[Task to complete] Among the entries that follow, find the lines containing the string "JSON" and copy them.

================================

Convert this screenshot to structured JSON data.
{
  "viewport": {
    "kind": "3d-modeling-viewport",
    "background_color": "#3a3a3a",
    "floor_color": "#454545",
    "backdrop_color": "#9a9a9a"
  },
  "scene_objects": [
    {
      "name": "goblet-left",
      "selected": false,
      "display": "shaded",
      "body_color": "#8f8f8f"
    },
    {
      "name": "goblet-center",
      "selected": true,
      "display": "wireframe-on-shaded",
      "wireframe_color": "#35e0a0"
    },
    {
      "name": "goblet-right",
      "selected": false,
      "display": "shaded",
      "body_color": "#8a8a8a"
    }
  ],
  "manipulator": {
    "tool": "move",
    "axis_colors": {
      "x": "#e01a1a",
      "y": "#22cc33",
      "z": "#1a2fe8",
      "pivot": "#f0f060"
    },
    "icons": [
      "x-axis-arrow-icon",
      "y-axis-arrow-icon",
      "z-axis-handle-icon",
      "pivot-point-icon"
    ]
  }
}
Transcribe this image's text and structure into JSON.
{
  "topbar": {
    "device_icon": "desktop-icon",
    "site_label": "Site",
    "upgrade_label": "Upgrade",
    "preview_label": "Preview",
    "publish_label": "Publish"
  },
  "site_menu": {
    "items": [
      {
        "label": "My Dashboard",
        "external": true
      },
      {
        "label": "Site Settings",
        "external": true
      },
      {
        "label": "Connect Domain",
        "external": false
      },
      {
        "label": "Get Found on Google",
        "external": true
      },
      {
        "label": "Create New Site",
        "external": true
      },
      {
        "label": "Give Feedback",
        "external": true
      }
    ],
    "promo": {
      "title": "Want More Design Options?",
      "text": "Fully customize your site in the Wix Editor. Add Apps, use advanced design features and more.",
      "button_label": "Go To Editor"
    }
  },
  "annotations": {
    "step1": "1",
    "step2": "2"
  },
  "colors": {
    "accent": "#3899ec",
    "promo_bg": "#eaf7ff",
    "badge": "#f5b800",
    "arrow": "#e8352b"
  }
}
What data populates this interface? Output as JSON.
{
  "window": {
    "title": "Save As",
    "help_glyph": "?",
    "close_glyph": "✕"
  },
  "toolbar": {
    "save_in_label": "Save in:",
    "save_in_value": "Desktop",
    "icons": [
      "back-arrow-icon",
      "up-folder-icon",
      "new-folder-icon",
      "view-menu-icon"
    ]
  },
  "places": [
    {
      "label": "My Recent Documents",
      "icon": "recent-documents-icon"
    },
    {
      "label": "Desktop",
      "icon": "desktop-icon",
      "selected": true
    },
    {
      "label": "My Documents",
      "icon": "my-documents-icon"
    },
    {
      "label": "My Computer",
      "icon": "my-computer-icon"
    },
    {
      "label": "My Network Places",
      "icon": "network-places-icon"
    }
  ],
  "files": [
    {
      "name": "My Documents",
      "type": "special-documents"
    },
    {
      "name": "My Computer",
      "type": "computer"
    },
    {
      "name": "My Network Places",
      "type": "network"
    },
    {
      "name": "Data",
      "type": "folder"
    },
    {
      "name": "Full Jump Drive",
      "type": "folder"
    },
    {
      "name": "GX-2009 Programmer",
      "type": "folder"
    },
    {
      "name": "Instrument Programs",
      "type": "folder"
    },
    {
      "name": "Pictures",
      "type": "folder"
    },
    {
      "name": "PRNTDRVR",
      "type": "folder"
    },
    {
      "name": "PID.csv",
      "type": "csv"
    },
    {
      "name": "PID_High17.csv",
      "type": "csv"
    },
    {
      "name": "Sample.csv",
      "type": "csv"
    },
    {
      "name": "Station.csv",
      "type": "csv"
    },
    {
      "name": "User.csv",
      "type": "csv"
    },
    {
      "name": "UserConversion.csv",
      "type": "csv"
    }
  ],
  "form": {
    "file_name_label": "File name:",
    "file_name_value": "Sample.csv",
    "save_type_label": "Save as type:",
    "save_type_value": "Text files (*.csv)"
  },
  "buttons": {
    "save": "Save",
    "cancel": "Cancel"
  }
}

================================

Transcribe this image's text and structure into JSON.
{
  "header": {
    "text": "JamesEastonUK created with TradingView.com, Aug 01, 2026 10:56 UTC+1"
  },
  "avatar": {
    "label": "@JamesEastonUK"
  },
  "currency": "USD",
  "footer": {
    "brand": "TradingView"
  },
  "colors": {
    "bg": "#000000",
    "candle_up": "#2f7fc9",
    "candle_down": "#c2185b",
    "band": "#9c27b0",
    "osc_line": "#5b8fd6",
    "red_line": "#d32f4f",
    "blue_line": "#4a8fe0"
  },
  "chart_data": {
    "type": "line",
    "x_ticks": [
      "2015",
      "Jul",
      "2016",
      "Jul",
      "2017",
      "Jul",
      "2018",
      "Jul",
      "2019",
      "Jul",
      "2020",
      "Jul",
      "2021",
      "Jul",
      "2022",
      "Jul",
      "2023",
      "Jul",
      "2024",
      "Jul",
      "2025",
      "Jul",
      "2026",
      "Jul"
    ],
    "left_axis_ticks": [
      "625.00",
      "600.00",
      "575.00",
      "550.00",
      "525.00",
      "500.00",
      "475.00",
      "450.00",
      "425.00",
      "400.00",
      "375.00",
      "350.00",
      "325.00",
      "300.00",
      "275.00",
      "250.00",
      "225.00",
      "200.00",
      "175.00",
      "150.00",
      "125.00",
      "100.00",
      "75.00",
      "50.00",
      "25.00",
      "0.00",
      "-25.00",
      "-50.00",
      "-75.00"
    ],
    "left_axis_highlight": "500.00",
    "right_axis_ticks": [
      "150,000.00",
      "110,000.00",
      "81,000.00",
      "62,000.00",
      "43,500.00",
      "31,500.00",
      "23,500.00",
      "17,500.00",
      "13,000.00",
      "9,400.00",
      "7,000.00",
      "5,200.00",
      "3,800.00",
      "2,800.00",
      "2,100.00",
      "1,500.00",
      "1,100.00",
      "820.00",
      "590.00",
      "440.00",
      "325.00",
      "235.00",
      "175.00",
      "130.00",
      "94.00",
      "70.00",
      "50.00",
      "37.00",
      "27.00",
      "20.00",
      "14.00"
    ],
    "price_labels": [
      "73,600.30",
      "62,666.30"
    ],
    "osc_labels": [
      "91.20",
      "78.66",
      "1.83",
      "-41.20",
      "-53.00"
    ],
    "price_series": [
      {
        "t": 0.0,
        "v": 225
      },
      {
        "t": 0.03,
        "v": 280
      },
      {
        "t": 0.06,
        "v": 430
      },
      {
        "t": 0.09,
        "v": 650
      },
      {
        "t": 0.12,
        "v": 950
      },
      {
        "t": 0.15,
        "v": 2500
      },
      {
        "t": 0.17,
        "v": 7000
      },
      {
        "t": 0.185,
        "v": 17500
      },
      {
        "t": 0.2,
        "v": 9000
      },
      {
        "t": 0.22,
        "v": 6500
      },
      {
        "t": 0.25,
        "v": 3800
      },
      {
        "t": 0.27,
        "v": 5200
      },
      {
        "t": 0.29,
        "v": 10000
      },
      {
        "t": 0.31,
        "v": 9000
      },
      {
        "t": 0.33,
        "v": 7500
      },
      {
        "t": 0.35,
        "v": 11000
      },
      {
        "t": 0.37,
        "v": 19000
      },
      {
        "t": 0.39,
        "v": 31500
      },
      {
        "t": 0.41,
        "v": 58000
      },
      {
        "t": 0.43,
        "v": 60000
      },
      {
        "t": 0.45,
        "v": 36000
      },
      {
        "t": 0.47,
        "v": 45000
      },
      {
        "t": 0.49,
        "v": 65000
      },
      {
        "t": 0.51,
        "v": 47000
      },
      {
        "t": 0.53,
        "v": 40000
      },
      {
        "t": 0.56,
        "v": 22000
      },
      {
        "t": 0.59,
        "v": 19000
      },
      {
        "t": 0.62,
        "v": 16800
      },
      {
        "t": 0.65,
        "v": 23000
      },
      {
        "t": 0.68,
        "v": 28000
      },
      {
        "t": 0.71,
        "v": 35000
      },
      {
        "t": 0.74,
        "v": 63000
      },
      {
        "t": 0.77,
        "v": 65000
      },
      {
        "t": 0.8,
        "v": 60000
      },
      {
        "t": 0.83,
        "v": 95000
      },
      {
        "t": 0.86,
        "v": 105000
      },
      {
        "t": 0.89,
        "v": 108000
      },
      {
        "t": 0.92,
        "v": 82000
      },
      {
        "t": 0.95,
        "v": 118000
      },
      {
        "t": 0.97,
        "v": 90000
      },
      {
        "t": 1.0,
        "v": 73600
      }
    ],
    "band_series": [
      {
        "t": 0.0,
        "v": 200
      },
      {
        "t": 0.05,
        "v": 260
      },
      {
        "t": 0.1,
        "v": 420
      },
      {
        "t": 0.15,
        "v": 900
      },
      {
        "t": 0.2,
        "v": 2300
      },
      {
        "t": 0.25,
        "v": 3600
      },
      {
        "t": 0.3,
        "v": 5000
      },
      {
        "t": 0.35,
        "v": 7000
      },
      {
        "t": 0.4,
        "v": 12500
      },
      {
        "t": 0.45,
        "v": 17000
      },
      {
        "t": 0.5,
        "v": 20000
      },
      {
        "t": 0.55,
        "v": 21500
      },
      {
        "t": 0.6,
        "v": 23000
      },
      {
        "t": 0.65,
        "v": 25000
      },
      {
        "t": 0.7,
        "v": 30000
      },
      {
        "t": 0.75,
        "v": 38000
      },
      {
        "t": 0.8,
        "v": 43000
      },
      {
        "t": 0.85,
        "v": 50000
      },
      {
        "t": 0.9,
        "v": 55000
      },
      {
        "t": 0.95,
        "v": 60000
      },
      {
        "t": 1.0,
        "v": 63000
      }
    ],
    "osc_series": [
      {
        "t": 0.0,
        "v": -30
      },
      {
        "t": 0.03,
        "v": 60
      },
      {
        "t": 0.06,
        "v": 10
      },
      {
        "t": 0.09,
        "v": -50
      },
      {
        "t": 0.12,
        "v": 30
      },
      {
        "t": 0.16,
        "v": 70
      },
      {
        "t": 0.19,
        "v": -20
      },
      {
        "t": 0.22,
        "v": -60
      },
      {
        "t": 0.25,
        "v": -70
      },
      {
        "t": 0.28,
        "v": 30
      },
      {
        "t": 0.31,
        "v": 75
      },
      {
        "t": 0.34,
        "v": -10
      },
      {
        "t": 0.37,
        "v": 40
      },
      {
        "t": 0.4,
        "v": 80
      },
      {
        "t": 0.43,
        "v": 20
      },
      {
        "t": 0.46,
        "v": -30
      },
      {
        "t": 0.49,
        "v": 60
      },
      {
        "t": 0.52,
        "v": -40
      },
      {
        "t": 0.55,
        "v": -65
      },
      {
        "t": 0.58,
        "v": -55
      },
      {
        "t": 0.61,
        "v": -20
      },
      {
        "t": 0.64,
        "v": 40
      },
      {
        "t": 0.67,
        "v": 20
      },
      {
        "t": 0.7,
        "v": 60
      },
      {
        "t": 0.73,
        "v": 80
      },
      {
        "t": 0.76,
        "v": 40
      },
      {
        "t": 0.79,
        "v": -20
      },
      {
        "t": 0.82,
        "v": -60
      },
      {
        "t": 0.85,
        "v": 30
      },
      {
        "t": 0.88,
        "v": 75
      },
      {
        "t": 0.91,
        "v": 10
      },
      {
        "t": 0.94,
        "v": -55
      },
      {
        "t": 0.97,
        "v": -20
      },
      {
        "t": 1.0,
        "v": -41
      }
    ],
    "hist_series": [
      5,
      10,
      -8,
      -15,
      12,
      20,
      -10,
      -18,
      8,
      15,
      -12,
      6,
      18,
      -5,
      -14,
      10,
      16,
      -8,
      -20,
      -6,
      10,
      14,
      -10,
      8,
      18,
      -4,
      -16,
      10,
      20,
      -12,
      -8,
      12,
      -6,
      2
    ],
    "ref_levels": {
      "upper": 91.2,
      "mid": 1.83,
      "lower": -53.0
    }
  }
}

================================

[Task answer]
Convert this screenshot to structured JSON data.
Transcribe this image's text and structure into JSON.
What data populates this interface? Output as JSON.
Transcribe this image's text and structure into JSON.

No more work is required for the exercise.